Do you like things like antibiotics, diagnostic blood tests and at home thermometers? I sure do!
It’s easy to take modern medical marvels like these for granted but we shouldn’t.While medicine and health care in the modern day has for (most) people come leaps and bounds in the past few decades, we haven’t come far enough.There’s still progress to be made, and much of the technology likely to do that is already partially developed. It just hasn’t been adequately commercialised.
Talk to any techno-futurist about the possibilities of medicine and our mortal functionality; they’ll blow your mind, which isn’t necessarily a bad thing. Most people used to believe that curing disease involved things like bloodletting, and that germ theory was preposterous. Advancements in the human condition take giant leaps of faith propelled by courageous individuals with dogged conviction. Often it’s the seemingly simple ideas that can have powerful benefits to our day-to-day lives.
Now we live in a world where those courageous individuals have more access to education and the tools to innovate than ever before. Yet despite this, Australians are often left waiting for hours at the GP, it can take days to schedule an appointment and national centralised medical records are still not a reality. What’s taking so long? It’s about connecting the dots in a professional field that has strived to silo things as much as possible for the past century. That’s going to take time and creativity.

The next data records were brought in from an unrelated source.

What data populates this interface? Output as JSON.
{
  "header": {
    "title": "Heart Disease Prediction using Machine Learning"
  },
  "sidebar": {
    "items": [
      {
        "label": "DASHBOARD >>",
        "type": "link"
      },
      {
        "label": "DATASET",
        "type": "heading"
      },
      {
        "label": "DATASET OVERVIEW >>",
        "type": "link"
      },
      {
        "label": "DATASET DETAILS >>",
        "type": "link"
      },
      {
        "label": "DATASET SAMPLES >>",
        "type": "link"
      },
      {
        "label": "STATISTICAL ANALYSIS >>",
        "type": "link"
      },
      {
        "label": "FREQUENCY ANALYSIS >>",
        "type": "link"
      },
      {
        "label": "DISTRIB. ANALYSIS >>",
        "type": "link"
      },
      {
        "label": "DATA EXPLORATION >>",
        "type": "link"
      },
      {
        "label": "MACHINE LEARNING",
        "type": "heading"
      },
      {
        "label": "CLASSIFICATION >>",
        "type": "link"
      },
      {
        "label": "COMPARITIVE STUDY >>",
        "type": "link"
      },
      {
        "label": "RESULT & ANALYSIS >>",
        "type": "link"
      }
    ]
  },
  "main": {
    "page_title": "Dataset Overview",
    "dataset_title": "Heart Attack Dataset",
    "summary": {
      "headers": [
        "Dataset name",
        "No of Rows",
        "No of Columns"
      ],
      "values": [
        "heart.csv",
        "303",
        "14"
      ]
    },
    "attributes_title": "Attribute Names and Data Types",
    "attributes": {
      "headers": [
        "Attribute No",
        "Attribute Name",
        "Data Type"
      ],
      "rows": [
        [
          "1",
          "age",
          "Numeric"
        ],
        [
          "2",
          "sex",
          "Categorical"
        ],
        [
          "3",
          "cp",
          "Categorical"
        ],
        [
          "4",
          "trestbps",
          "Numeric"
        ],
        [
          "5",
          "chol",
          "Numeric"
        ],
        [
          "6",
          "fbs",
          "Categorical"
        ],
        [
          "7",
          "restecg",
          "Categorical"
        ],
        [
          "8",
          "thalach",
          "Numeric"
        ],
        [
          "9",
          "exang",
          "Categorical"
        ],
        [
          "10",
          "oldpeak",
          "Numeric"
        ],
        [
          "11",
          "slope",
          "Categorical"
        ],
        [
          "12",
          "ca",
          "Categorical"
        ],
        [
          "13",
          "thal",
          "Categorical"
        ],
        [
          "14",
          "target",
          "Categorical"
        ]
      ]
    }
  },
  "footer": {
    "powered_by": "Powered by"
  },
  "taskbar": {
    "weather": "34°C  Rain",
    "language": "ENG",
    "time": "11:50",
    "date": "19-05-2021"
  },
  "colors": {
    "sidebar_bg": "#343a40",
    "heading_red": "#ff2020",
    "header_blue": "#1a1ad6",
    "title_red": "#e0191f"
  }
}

The good news is that that’s what we do best in startup land: the cross pollination of new applications for existing solutions, or even just slight modifications to systems to make them more efficient! Let’s get serious about making medical delivery improvement happen sooner rather than later. That means getting ideas out there, testing them, and getting commercialisation funding mobilised! From where I’m sitting, there are a lot of good signs.
There’s significant momentum happening around key innovation to develop the answers to the health problems of yesterday. The really exciting thing is that the culture is slowly shifting towards one that recognises the need for collaboration and away from guarded, slow progress. Researchers, startup founders, developers and institutions will all benefit from joining forces to tackle wicked medical problems together. That’s happening now at an unprecedented rate and we’re thrilled to be part of the movement.
We’ve partnered with Westpac to launch the HelloHealthTech Innovation Challenge, which is offering a AU$40,000 cash prize to fuel your early stage startup. If you have an innovative idea to boost productivity in Australia’s healthcare industry or improve patient experiences, this is your opportunity. Find more information on HelloHealthTech here – get your application in before 19 June!